Financial Opportunities, Assistance for Minority-Owned Small Businesses
By Earl Gregorich
Area Manager and business consultant, SBDC, Greenville
Managing a small business can be frustrating at times and being a small minority-owned business can increase those frustrations. Resources and funding opportunities seem to be everywhere, yet getting the money you need to survive and thrive as a minority entrepreneur can still be challenging. However, there are programs out there that can help you succeed as a small minority-owned business.
Financial Management Assistance
Before you can take advantage of any funding opportunity, you must be able to produce credible financial documents that show not only how well your business is performing, but also how current economic conditions are impacting the sales, expenses and profitability of your business. In order to apply for a loan, assistance programs or grant opportunities, you must provide financial data to support your application. Small Business Development Centers (SBDC) across the state of South Carolina have no-fee consulting available to help you get your numbers in order and, in most cases, the consultants are also familiar with the funding opportunities you are seeking.
Economic Stimulus Programs
The current pandemic and economic downturn has prompted the federal government to put out several stimulus programs like the Paycheck Protection Program (PPP), Economic Injury Disaster Loans (EIDL), tax credits and unemployment for the self-employed. Funding from these programs has also resulted in local grant opportunities like the SC CARES grant and the Greenville CARES grant. If you are not taking advantage of these programs or keeping up with their continued development, you could be missing out on funding opportunities.
The most recent stimulus package includes provisions to specifically reach smaller businesses with 300 or fewer employees and expands available funding and the types of forgivable expenses. EIDL loans and advances have also been re-opened for consideration. For businesses with employees, the employee tax credit (ERTC) is now available whether or not you have obtained a PPP loan. Until recently, you had to choose between PPP and ERTC benefits. There is also a new grant available to live venue oriented businesses.
If you already have an SBA loan or are considering obtaining one, there are incentives under the new stimulus that increase caps on loan amounts and reduce fees. So, now is also a good time to assess future funding needs. Check with your local SC SBDC office, accountant or bank loan officer to see how these new programs might impact your business.
Specialized Minority Business Assistance
The SC SBDC network offers no-fee, one-on-one consulting sessions with minority business specialists, government contracting specialists, business certification specialists and a recently established HBCU programming initiative. The Historically Black Colleges & Universities (HBCU) Programming initiative was established in April 2020 through the CARES Act. Congress has provided additional funding to the Small Business Administration (SBA) for the SBDC networks to provide relief and resources to small minority businesses. Through this initiative, it is the ultimate goal of the SC SBDC, to establish intentional partnerships with all eight local HBCUs. These institutions include: Allen University, Benedict College, Claflin University, Clinton College, Denmark Technical College, Morris College, Vorhees College and South Carolina State University.
Also, through this initiative, SC SBDCs hope to better identify and service the challenges and needs of minority small business owners and entrepreneurs.
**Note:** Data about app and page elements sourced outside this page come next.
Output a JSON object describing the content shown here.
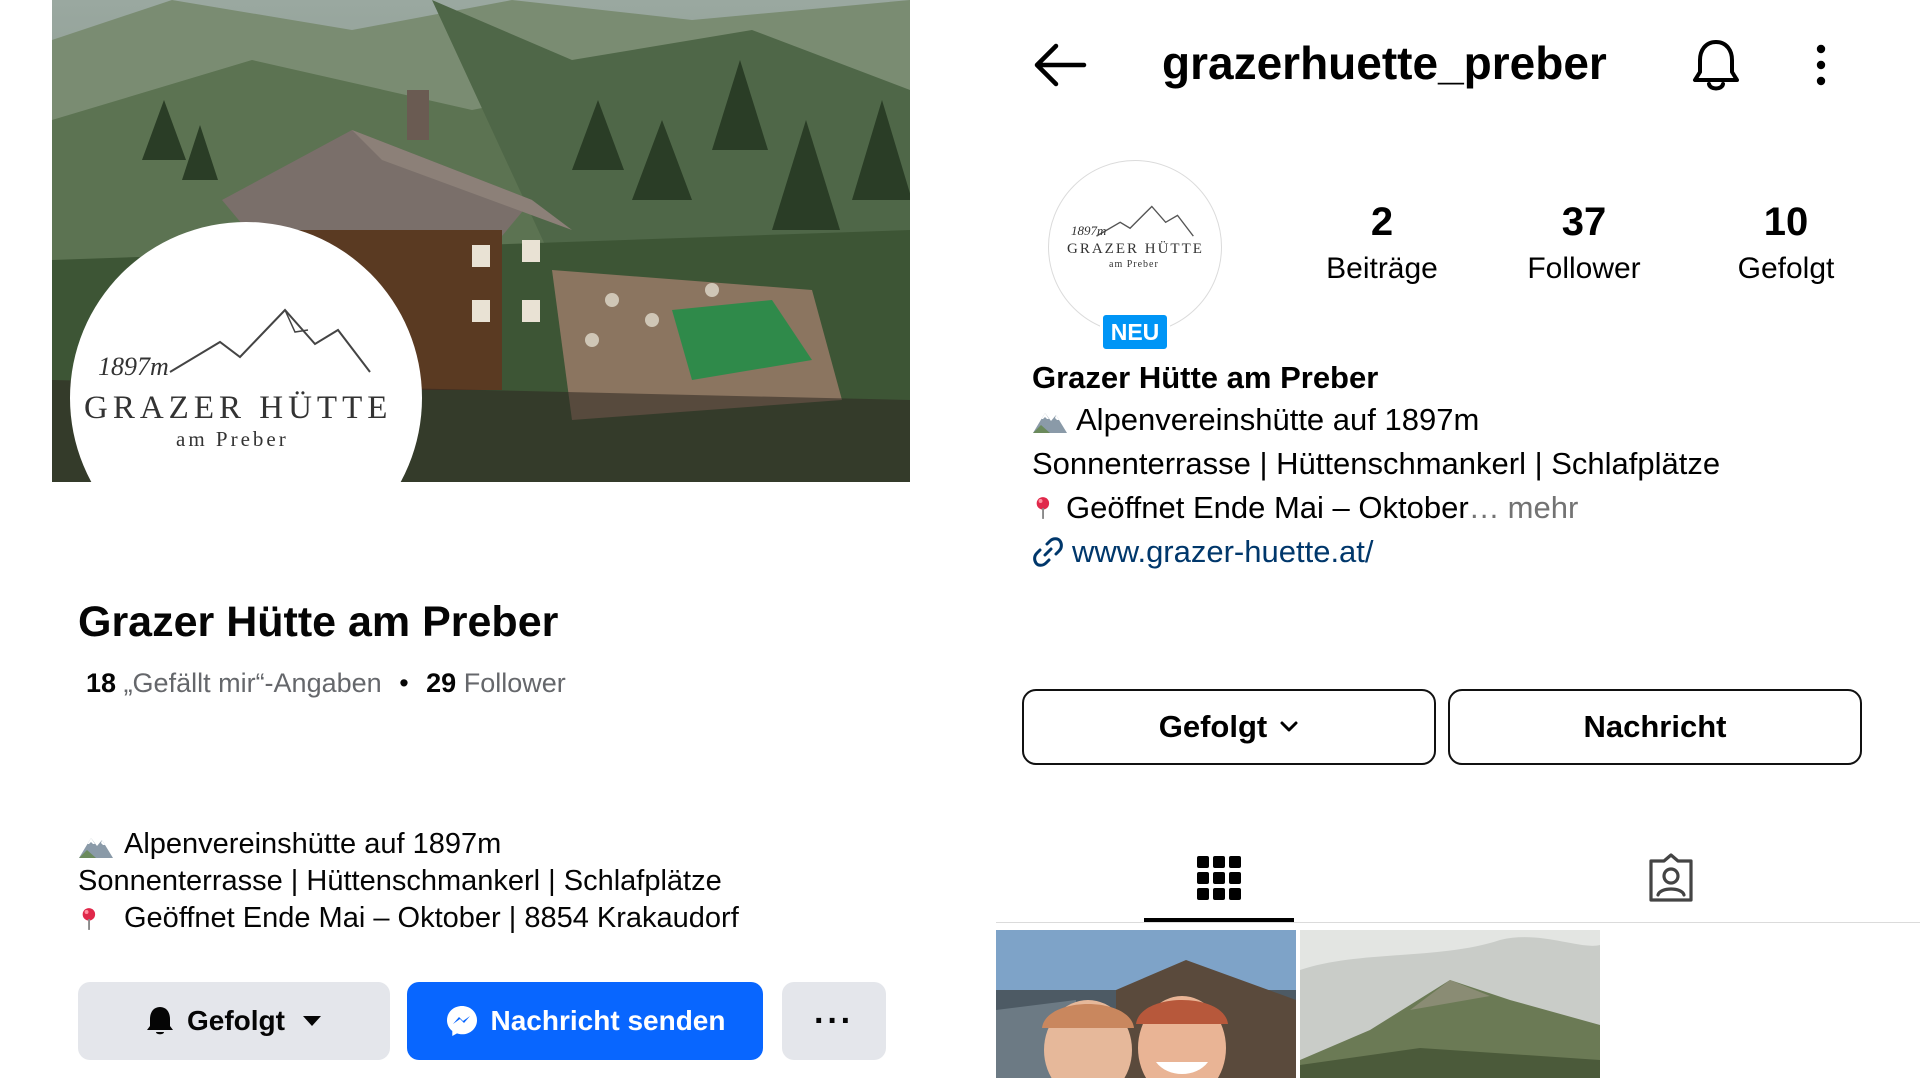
{
  "facebook": {
    "cover": {
      "logo_altitude": "1897m",
      "logo_name": "GRAZER HÜTTE",
      "logo_sub": "am Preber"
    },
    "page_name": "Grazer Hütte am Preber",
    "stats": {
      "likes_count": "18",
      "likes_label": "„Gefällt mir“-Angaben",
      "separator": "•",
      "followers_count": "29",
      "followers_label": "Follower"
    },
    "bio": {
      "line1": "Alpenvereinshütte auf 1897m",
      "line2": "Sonnenterrasse | Hüttenschmankerl | Schlafplätze",
      "line3": "Geöffnet Ende Mai – Oktober | 8854 Krakaudorf"
    },
    "buttons": {
      "follow_label": "Gefolgt",
      "message_label": "Nachricht senden",
      "more_label": "···"
    },
    "colors": {
      "brand_blue": "#0866ff",
      "button_gray": "#e4e6eb"
    }
  },
  "instagram": {
    "username": "grazerhuette_preber",
    "avatar": {
      "logo_altitude": "1897m",
      "logo_name": "GRAZER HÜTTE",
      "logo_sub": "am Preber",
      "badge": "NEU"
    },
    "stats": [
      {
        "num": "2",
        "label": "Beiträge"
      },
      {
        "num": "37",
        "label": "Follower"
      },
      {
        "num": "10",
        "label": "Gefolgt"
      }
    ],
    "display_name": "Grazer Hütte am Preber",
    "bio": {
      "line1": "Alpenvereinshütte auf 1897m",
      "line2": "Sonnenterrasse | Hüttenschmankerl | Schlafplätze",
      "line3": "Geöffnet Ende Mai – Oktober",
      "line3_ellipsis": "…",
      "more": "mehr",
      "link": "www.grazer-huette.at/"
    },
    "buttons": {
      "follow_label": "Gefolgt",
      "message_label": "Nachricht"
    },
    "tabs": {
      "active": "grid",
      "items": [
        "grid",
        "tagged"
      ]
    },
    "icons": [
      "back-arrow-icon",
      "bell-icon",
      "more-vertical-icon",
      "grid-icon",
      "tagged-person-icon",
      "link-icon",
      "mountain-emoji-icon",
      "pin-emoji-icon",
      "chevron-down-icon"
    ],
    "colors": {
      "neu_badge": "#0095f6",
      "link": "#00376b",
      "more": "#737373"
    }
  }
}
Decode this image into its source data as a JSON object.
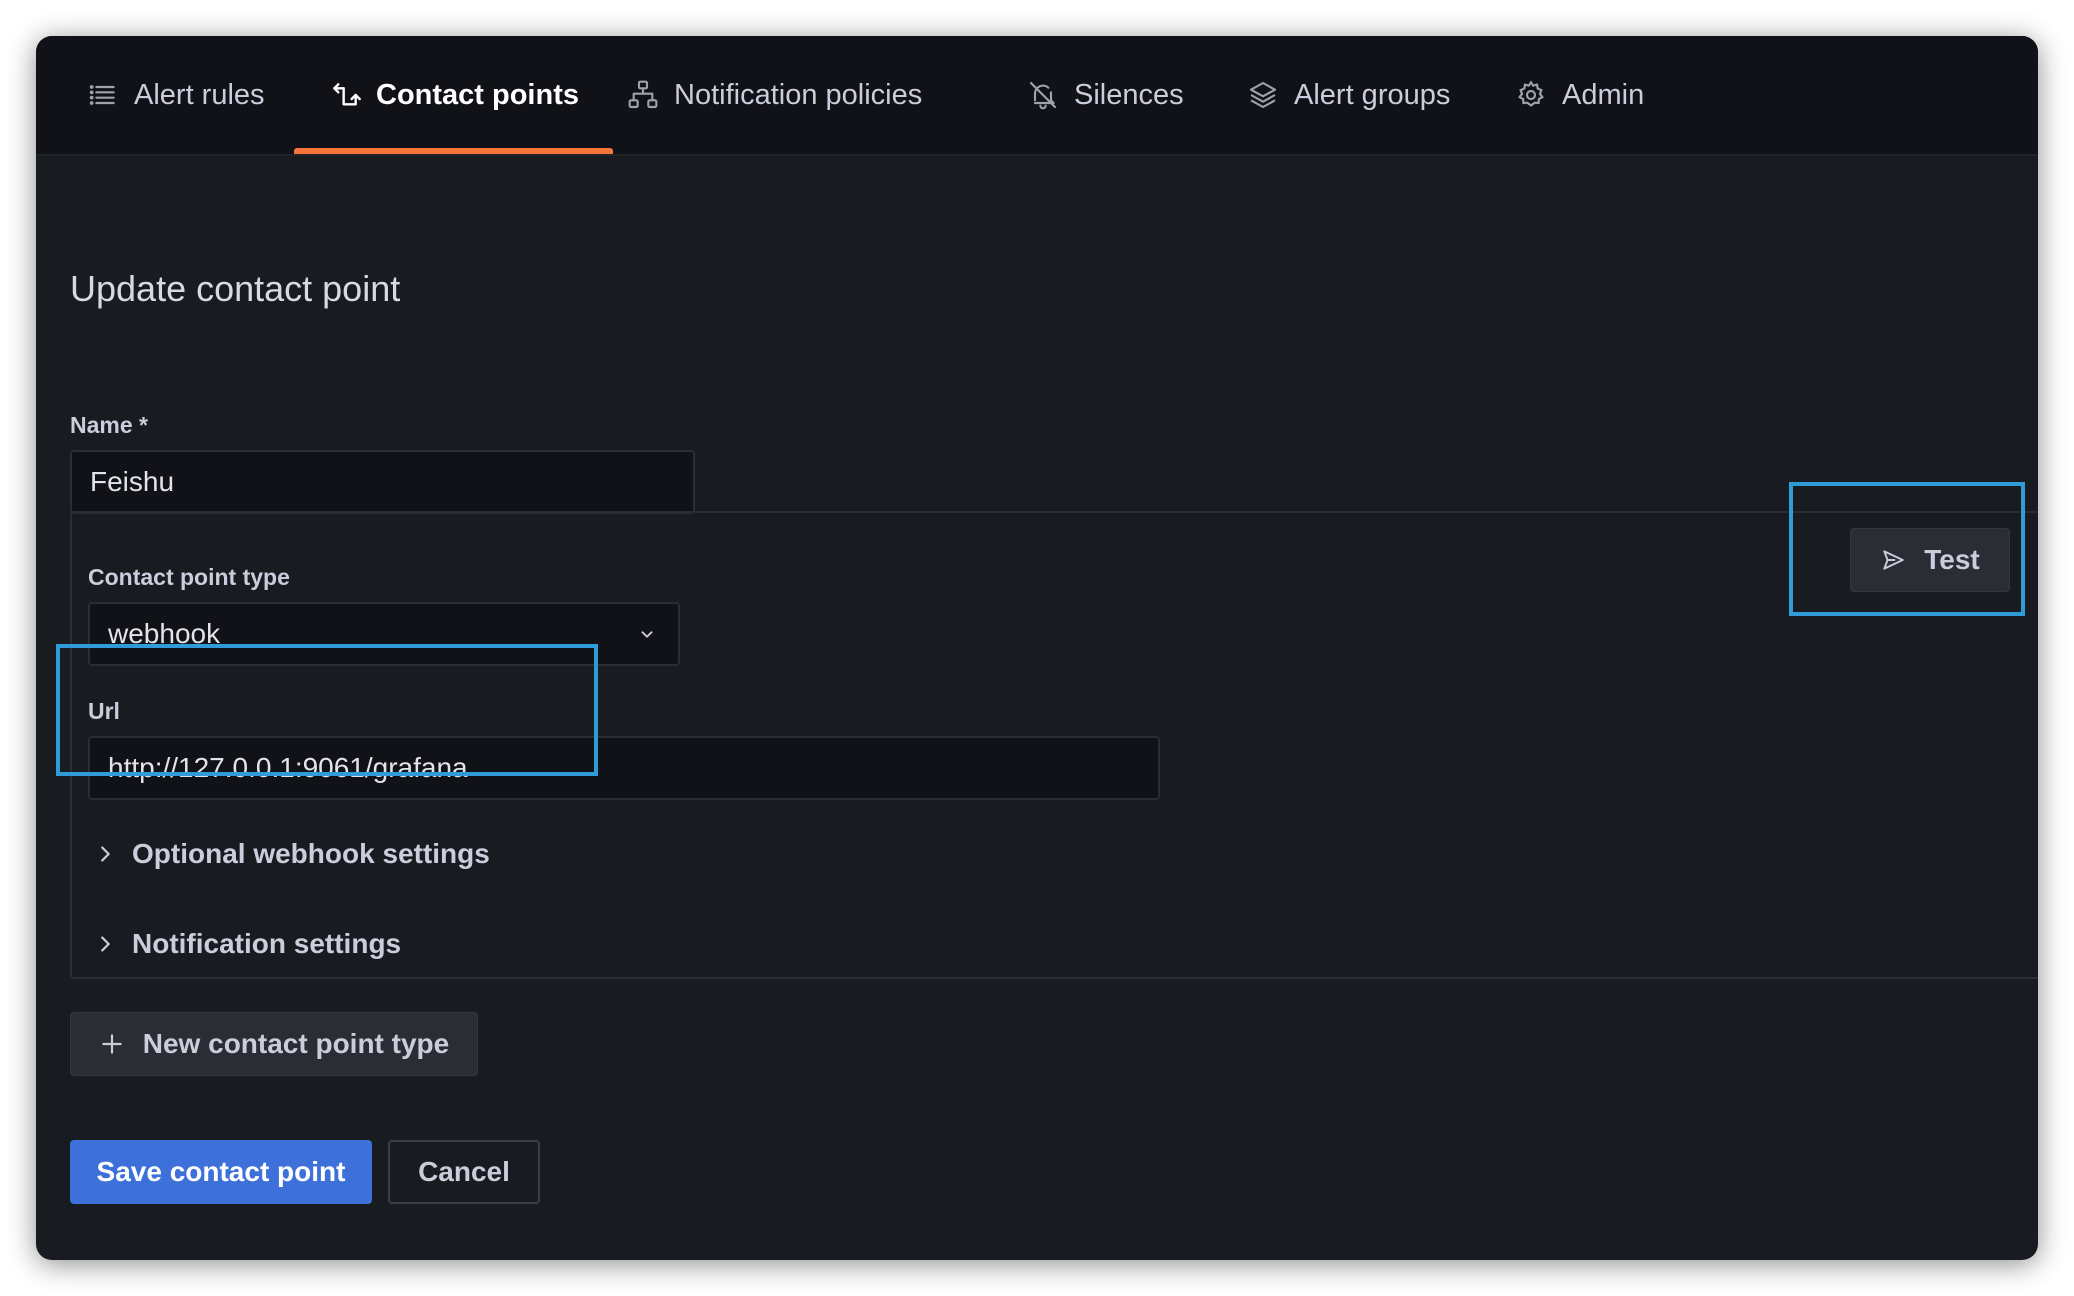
{
  "nav": {
    "tabs": [
      {
        "label": "Alert rules",
        "icon": "list-icon"
      },
      {
        "label": "Contact points",
        "icon": "contact-points-icon",
        "active": true
      },
      {
        "label": "Notification policies",
        "icon": "sitemap-icon"
      },
      {
        "label": "Silences",
        "icon": "bell-slash-icon"
      },
      {
        "label": "Alert groups",
        "icon": "layer-group-icon"
      },
      {
        "label": "Admin",
        "icon": "cog-icon"
      }
    ],
    "active_color": "#f5763b"
  },
  "page": {
    "title": "Update contact point"
  },
  "form": {
    "name_label": "Name *",
    "name_value": "Feishu",
    "contact_type_label": "Contact point type",
    "contact_type_value": "webhook",
    "url_label": "Url",
    "url_value": "http://127.0.0.1:9061/grafana",
    "optional_settings": "Optional webhook settings",
    "notification_settings": "Notification settings",
    "test_label": "Test",
    "new_type_label": "New contact point type",
    "save_label": "Save contact point",
    "cancel_label": "Cancel"
  },
  "colors": {
    "background": "#181b1f",
    "primary": "#3d71d9",
    "highlight": "#2f9bd8"
  }
}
This goal will be accomplished in part by performing various events that will assist in building the partnerships with our local HBCUs and by delivering services to help minority businesses prepare for funding, seek government contracting opportunities and obtain business certifications.
Ongoing Business Improvement Opportunities
Many of the well-known resources in the Upstate provide classes and resources to help you continuously improve your business and prepare for funding opportunities. The Greenville Chamber of Commerce and the SC SBDC office in Greenville collaborate to offer Entrepreneurial Pathways and the Minority Business Assistance programs, which focus on strengthening and growing sustainable minority owned businesses. Several other organizations like the Women’s Business Center, SCORE and the Small Business Administration offer programming throughout the year on various topics as well.
The challenges of running a small business are many. However, with a little guidance and proper financial management, you can find several avenues for funding and coaching in the Upstate.
Earl Gregorich is the area manager and business consultant at Greenville Area Small Business Development Center. The SC SBDC network provides no-fee consulting, resources and coaching combined with timely training programs and collaborative efforts within the local entrepreneurial ecosystem. Get more information at SCSBDC.com.